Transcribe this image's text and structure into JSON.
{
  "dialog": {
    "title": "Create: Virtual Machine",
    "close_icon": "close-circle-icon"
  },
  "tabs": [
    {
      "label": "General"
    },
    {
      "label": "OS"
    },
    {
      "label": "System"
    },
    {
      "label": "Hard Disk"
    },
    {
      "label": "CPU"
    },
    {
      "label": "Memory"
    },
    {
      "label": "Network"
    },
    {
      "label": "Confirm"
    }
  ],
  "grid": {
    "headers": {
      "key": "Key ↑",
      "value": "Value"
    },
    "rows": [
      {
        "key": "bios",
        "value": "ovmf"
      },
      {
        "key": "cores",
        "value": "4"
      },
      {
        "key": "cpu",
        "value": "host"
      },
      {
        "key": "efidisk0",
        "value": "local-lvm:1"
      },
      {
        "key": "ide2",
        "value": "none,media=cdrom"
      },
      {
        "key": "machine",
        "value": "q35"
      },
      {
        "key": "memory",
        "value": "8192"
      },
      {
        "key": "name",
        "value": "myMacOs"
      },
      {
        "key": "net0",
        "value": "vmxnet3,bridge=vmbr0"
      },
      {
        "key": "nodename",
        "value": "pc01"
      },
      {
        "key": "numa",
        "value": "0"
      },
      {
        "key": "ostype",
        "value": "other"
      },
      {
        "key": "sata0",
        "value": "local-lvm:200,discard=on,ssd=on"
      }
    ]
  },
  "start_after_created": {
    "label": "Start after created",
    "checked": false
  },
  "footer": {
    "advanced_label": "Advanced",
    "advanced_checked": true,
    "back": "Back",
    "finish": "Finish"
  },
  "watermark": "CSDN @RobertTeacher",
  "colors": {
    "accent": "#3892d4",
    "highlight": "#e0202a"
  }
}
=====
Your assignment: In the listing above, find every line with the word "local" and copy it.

Output of the task:
        "value": "local-lvm:1"
        "value": "local-lvm:200,discard=on,ssd=on"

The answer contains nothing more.